Maize provides approximately fifty percent of calories for human and other animals. It is widely processed into various products such as cornmeal, grits, starch, flour, tortillas, snacks, and breakfast cereals. In addition, maize flour is used for male chapatis or flatbreads, consumed mainly in a few Northern states of India. Besides, roasted maize kernel can be used as a coffee substitute.

Corn silk is an important herb used traditionally by the Chinese, Native Americans, Turkey, the United States, and France to treat many diseases. The yellowish beard-like threads, which are the stigma of the female flower, has a long history used as a therapeutic remedy for various illnesses such as cystitis, edema, kidney stones, diuretic, prostate disorder, urinary infections, bedwetting, and obesity. It’s also an excellent antioxidant that has shown useful for anti-fatigue, anti-depressant, and kaliuretic. Corn silk is rich in phenolic compounds, particularly flavonoids, and consists of proteins, vitamins, carbohydrates, calcium, potassium, magnesium, sodium, volatile oils, steroids like sitosterol and stigmasterol, alkaloids, and saponins.

Huitlacoche, also known as cuitlacoche, corn smut, or Mexican truffle, is a fungus that grows on ears of corn. Although American farmers consider the fungus as a disease, Mexicans love the fungus as a delicacy. The fungus affects every part of the corn and causes the kernels to swell up into mushroom-like growths called galls. Huitlacoche is very popular in Mexico for their special flavor and taste. They are harvested when the galls are still immature, gathered two to three weeks straight away after the ear of corn is infected that still retain moisture. The mature corn smut gave a flavor that is mushroom-like, sweet, savory, woody, and earthy when it is cooked. The flavor compounds of the corn smut consist of stolon, vanillin, and glucose.

Further readings:

Hake, S. (2009). Handbook of maize (pp. 693-713). J. L. Bennetzen (Ed.). New York: Springer.

Hernández, J. A. S. (2009). The origin and diversity of maize in the american continent. Universidad Autonoma De La Ciudad De Mexico. Mexico.
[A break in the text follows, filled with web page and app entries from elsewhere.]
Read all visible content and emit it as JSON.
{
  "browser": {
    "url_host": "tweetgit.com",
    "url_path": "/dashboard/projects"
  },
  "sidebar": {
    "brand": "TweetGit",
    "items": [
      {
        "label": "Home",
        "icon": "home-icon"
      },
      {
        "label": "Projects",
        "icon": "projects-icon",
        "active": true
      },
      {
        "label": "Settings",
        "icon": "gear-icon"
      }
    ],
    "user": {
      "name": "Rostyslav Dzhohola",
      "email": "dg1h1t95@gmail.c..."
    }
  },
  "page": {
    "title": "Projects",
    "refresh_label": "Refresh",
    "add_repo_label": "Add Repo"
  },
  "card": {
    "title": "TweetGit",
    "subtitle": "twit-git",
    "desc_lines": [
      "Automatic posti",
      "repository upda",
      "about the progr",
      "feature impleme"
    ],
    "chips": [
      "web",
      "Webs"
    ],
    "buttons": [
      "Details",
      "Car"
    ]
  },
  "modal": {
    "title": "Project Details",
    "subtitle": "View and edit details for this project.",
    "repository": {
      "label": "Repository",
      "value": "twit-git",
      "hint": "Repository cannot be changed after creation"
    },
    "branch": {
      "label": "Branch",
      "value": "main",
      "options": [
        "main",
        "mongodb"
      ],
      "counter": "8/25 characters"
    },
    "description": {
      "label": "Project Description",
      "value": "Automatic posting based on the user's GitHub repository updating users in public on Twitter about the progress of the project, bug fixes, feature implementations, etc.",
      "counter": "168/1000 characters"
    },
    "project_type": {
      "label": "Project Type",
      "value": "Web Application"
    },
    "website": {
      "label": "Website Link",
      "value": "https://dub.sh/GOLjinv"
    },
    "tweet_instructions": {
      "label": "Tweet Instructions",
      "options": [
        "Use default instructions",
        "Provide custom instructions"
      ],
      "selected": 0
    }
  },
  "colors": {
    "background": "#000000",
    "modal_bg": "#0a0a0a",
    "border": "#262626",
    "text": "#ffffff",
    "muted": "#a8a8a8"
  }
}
Hallauer, A. R., Carena, M. J., & Miranda Filho, J. D. (2010). Quantitative genetics in maize breeding (Vol. 6). Springer Science & Business Media.

Rose, D. J., Inglett, G. E., & Liu, S. X. (2010). Utilisation of corn (Zea mays) bran and corn fiber in the production of food components. Journal of the Science of Food and Agriculture90(6), 915-924.

Hasanudin, K., Hashim, P., & Mustafa, S. (2012). Corn silk (Stigma maydis) in healthcare: a phytochemical and pharmacological review. Molecules17(8), 9697-9715.

Bonavia, D. (2013). Maize: origin, domestication, and its role in the development of culture. Cambridge University Press.

Kumar, D., & Jhariya, A. N. (2013). Nutritional, medicinal and economical importance of corn: A mini review. Res J Pharm Sci2319, 555X.

Rouf Shah, T., Prasad, K., & Kumar, P. (2016). Maize—A potential source of human nutrition and health: A review. Cogent Food & Agriculture2(1), 1166995.

Lao, F., Sigurdson, G. T., & Giusti, M. M. (2017). Health benefits of purple corn (Zea mays L.) phenolic compounds. Comprehensive Reviews in Food Science and Food Safety16(2), 234-246.

Dai, D., Ma, Z., & Song, R. (2021). Maize kernel development. Molecular Breeding41(1), 1-33.